This exercise calls for every record to be set down exactly.

### Data for analysis:
------------------------

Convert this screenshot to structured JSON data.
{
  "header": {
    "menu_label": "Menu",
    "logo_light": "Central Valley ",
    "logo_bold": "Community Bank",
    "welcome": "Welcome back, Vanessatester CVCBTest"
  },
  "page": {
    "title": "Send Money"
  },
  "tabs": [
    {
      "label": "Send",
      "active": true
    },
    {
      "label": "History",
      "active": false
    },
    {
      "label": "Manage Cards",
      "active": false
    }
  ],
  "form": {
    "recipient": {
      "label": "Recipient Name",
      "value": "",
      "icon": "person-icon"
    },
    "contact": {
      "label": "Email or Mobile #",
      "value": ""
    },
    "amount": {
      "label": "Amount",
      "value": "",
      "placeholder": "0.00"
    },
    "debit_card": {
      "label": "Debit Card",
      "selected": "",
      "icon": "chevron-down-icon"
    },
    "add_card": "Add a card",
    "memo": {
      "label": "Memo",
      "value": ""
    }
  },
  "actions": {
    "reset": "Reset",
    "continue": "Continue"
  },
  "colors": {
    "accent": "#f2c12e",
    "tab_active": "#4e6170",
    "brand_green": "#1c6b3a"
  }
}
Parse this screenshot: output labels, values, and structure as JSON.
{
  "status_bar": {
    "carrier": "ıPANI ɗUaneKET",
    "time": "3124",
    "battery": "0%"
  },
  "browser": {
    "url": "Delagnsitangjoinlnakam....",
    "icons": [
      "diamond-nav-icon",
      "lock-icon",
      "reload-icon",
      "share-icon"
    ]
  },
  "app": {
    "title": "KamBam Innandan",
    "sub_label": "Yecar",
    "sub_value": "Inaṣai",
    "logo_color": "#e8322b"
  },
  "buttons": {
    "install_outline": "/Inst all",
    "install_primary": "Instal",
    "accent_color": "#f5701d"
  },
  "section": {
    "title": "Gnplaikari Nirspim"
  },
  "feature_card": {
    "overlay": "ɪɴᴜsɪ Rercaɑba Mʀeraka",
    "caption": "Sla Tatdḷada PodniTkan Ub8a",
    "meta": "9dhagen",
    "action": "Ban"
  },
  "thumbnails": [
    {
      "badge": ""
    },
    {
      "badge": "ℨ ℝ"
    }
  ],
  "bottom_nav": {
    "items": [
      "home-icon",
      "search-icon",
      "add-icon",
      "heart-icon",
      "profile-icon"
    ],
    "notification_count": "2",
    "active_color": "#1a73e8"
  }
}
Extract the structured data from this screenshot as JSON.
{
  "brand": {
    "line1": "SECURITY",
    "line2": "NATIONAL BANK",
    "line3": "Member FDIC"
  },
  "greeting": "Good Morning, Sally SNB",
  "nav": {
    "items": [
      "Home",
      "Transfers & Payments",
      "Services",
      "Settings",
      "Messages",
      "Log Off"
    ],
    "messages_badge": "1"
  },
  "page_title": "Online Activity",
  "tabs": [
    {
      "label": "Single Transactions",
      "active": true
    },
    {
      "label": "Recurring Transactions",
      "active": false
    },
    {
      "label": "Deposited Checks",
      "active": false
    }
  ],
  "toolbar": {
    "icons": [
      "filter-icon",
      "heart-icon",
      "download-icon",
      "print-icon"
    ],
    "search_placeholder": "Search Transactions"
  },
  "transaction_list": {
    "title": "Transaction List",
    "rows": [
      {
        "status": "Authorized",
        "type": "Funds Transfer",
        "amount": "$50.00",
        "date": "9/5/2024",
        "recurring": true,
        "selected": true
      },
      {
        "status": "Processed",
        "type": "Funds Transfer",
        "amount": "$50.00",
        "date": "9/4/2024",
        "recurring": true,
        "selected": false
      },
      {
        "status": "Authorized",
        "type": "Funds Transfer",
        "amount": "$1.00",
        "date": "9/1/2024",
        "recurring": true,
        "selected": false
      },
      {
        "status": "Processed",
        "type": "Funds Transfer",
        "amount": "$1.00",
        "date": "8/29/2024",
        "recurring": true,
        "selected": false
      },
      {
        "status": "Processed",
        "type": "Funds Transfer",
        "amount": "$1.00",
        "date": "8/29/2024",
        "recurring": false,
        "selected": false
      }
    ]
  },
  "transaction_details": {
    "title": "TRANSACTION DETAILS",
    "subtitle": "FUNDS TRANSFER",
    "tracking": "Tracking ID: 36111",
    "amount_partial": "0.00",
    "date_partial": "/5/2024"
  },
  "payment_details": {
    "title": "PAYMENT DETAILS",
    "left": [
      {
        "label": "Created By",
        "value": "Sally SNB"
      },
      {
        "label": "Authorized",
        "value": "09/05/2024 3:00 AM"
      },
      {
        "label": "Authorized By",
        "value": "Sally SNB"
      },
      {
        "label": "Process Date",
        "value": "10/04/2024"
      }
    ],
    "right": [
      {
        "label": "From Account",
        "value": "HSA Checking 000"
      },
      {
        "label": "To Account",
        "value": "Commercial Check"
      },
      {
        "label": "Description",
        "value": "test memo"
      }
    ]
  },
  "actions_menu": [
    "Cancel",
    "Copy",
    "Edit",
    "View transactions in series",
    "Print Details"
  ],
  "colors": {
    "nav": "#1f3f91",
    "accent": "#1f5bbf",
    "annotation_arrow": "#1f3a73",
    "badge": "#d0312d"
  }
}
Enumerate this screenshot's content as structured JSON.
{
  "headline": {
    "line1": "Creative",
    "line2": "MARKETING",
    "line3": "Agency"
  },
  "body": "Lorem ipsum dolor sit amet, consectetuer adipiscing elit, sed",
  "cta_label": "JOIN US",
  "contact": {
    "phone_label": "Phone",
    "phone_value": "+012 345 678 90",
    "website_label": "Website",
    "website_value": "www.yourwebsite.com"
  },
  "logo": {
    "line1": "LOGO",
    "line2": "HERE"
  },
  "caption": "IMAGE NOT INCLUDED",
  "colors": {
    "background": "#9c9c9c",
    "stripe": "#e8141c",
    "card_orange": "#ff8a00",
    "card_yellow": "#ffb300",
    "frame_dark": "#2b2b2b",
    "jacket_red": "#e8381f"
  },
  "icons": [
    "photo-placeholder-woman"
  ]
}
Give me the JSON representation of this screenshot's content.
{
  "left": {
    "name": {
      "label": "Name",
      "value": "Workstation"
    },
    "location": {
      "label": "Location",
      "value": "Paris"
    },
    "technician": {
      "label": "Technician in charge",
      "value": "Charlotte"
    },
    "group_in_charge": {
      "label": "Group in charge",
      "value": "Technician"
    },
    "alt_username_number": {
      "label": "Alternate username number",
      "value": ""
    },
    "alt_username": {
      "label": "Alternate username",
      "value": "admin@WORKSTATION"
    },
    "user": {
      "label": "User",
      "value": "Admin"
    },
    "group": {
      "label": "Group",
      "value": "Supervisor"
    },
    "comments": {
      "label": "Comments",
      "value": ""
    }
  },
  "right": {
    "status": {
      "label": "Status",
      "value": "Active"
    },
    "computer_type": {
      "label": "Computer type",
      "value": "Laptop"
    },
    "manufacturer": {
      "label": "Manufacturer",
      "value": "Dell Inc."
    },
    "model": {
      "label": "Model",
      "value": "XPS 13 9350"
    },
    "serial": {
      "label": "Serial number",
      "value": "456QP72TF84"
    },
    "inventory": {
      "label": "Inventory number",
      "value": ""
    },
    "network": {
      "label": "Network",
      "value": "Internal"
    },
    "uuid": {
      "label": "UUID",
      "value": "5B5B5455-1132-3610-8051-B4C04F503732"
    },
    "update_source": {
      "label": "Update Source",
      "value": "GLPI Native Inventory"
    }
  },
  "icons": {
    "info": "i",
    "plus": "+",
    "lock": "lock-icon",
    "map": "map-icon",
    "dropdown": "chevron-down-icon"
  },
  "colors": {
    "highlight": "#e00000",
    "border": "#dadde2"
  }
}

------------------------

### Answer box:
Convert this screenshot to structured JSON data.
{
  "header": {
    "menu_label": "Menu",
    "logo_light": "Central Valley ",
    "logo_bold": "Community Bank",
    "welcome": "Welcome back, Vanessatester CVCBTest"
  },
  "page": {
    "title": "Send Money"
  },
  "tabs": [
    {
      "label": "Send",
      "active": true
    },
    {
      "label": "History",
      "active": false
    },
    {
      "label": "Manage Cards",
      "active": false
    }
  ],
  "form": {
    "recipient": {
      "label": "Recipient Name",
      "value": "",
      "icon": "person-icon"
    },
    "contact": {
      "label": "Email or Mobile #",
      "value": ""
    },
    "amount": {
      "label": "Amount",
      "value": "",
      "placeholder": "0.00"
    },
    "debit_card": {
      "label": "Debit Card",
      "selected": "",
      "icon": "chevron-down-icon"
    },
    "add_card": "Add a card",
    "memo": {
      "label": "Memo",
      "value": ""
    }
  },
  "actions": {
    "reset": "Reset",
    "continue": "Continue"
  },
  "colors": {
    "accent": "#f2c12e",
    "tab_active": "#4e6170",
    "brand_green": "#1c6b3a"
  }
}
Parse this screenshot: output labels, values, and structure as JSON.
{
  "status_bar": {
    "carrier": "ıPANI ɗUaneKET",
    "time": "3124",
    "battery": "0%"
  },
  "browser": {
    "url": "Delagnsitangjoinlnakam....",
    "icons": [
      "diamond-nav-icon",
      "lock-icon",
      "reload-icon",
      "share-icon"
    ]
  },
  "app": {
    "title": "KamBam Innandan",
    "sub_label": "Yecar",
    "sub_value": "Inaṣai",
    "logo_color": "#e8322b"
  },
  "buttons": {
    "install_outline": "/Inst all",
    "install_primary": "Instal",
    "accent_color": "#f5701d"
  },
  "section": {
    "title": "Gnplaikari Nirspim"
  },
  "feature_card": {
    "overlay": "ɪɴᴜsɪ Rercaɑba Mʀeraka",
    "caption": "Sla Tatdḷada PodniTkan Ub8a",
    "meta": "9dhagen",
    "action": "Ban"
  },
  "thumbnails": [
    {
      "badge": ""
    },
    {
      "badge": "ℨ ℝ"
    }
  ],
  "bottom_nav": {
    "items": [
      "home-icon",
      "search-icon",
      "add-icon",
      "heart-icon",
      "profile-icon"
    ],
    "notification_count": "2",
    "active_color": "#1a73e8"
  }
}
Extract the structured data from this screenshot as JSON.
{
  "brand": {
    "line1": "SECURITY",
    "line2": "NATIONAL BANK",
    "line3": "Member FDIC"
  },
  "greeting": "Good Morning, Sally SNB",
  "nav": {
    "items": [
      "Home",
      "Transfers & Payments",
      "Services",
      "Settings",
      "Messages",
      "Log Off"
    ],
    "messages_badge": "1"
  },
  "page_title": "Online Activity",
  "tabs": [
    {
      "label": "Single Transactions",
      "active": true
    },
    {
      "label": "Recurring Transactions",
      "active": false
    },
    {
      "label": "Deposited Checks",
      "active": false
    }
  ],
  "toolbar": {
    "icons": [
      "filter-icon",
      "heart-icon",
      "download-icon",
      "print-icon"
    ],
    "search_placeholder": "Search Transactions"
  },
  "transaction_list": {
    "title": "Transaction List",
    "rows": [
      {
        "status": "Authorized",
        "type": "Funds Transfer",
        "amount": "$50.00",
        "date": "9/5/2024",
        "recurring": true,
        "selected": true
      },
      {
        "status": "Processed",
        "type": "Funds Transfer",
        "amount": "$50.00",
        "date": "9/4/2024",
        "recurring": true,
        "selected": false
      },
      {
        "status": "Authorized",
        "type": "Funds Transfer",
        "amount": "$1.00",
        "date": "9/1/2024",
        "recurring": true,
        "selected": false
      },
      {
        "status": "Processed",
        "type": "Funds Transfer",
        "amount": "$1.00",
        "date": "8/29/2024",
        "recurring": true,
        "selected": false
      },
      {
        "status": "Processed",
        "type": "Funds Transfer",
        "amount": "$1.00",
        "date": "8/29/2024",
        "recurring": false,
        "selected": false
      }
    ]
  },
  "transaction_details": {
    "title": "TRANSACTION DETAILS",
    "subtitle": "FUNDS TRANSFER",
    "tracking": "Tracking ID: 36111",
    "amount_partial": "0.00",
    "date_partial": "/5/2024"
  },
  "payment_details": {
    "title": "PAYMENT DETAILS",
    "left": [
      {
        "label": "Created By",
        "value": "Sally SNB"
      },
      {
        "label": "Authorized",
        "value": "09/05/2024 3:00 AM"
      },
      {
        "label": "Authorized By",
        "value": "Sally SNB"
      },
      {
        "label": "Process Date",
        "value": "10/04/2024"
      }
    ],
    "right": [
      {
        "label": "From Account",
        "value": "HSA Checking 000"
      },
      {
        "label": "To Account",
        "value": "Commercial Check"
      },
      {
        "label": "Description",
        "value": "test memo"
      }
    ]
  },
  "actions_menu": [
    "Cancel",
    "Copy",
    "Edit",
    "View transactions in series",
    "Print Details"
  ],
  "colors": {
    "nav": "#1f3f91",
    "accent": "#1f5bbf",
    "annotation_arrow": "#1f3a73",
    "badge": "#d0312d"
  }
}
Enumerate this screenshot's content as structured JSON.
{
  "headline": {
    "line1": "Creative",
    "line2": "MARKETING",
    "line3": "Agency"
  },
  "body": "Lorem ipsum dolor sit amet, consectetuer adipiscing elit, sed",
  "cta_label": "JOIN US",
  "contact": {
    "phone_label": "Phone",
    "phone_value": "+012 345 678 90",
    "website_label": "Website",
    "website_value": "www.yourwebsite.com"
  },
  "logo": {
    "line1": "LOGO",
    "line2": "HERE"
  },
  "caption": "IMAGE NOT INCLUDED",
  "colors": {
    "background": "#9c9c9c",
    "stripe": "#e8141c",
    "card_orange": "#ff8a00",
    "card_yellow": "#ffb300",
    "frame_dark": "#2b2b2b",
    "jacket_red": "#e8381f"
  },
  "icons": [
    "photo-placeholder-woman"
  ]
}
Give me the JSON representation of this screenshot's content.
{
  "left": {
    "name": {
      "label": "Name",
      "value": "Workstation"
    },
    "location": {
      "label": "Location",
      "value": "Paris"
    },
    "technician": {
      "label": "Technician in charge",
      "value": "Charlotte"
    },
    "group_in_charge": {
      "label": "Group in charge",
      "value": "Technician"
    },
    "alt_username_number": {
      "label": "Alternate username number",
      "value": ""
    },
    "alt_username": {
      "label": "Alternate username",
      "value": "admin@WORKSTATION"
    },
    "user": {
      "label": "User",
      "value": "Admin"
    },
    "group": {
      "label": "Group",
      "value": "Supervisor"
    },
    "comments": {
      "label": "Comments",
      "value": ""
    }
  },
  "right": {
    "status": {
      "label": "Status",
      "value": "Active"
    },
    "computer_type": {
      "label": "Computer type",
      "value": "Laptop"
    },
    "manufacturer": {
      "label": "Manufacturer",
      "value": "Dell Inc."
    },
    "model": {
      "label": "Model",
      "value": "XPS 13 9350"
    },
    "serial": {
      "label": "Serial number",
      "value": "456QP72TF84"
    },
    "inventory": {
      "label": "Inventory number",
      "value": ""
    },
    "network": {
      "label": "Network",
      "value": "Internal"
    },
    "uuid": {
      "label": "UUID",
      "value": "5B5B5455-1132-3610-8051-B4C04F503732"
    },
    "update_source": {
      "label": "Update Source",
      "value": "GLPI Native Inventory"
    }
  },
  "icons": {
    "info": "i",
    "plus": "+",
    "lock": "lock-icon",
    "map": "map-icon",
    "dropdown": "chevron-down-icon"
  },
  "colors": {
    "highlight": "#e00000",
    "border": "#dadde2"
  }
}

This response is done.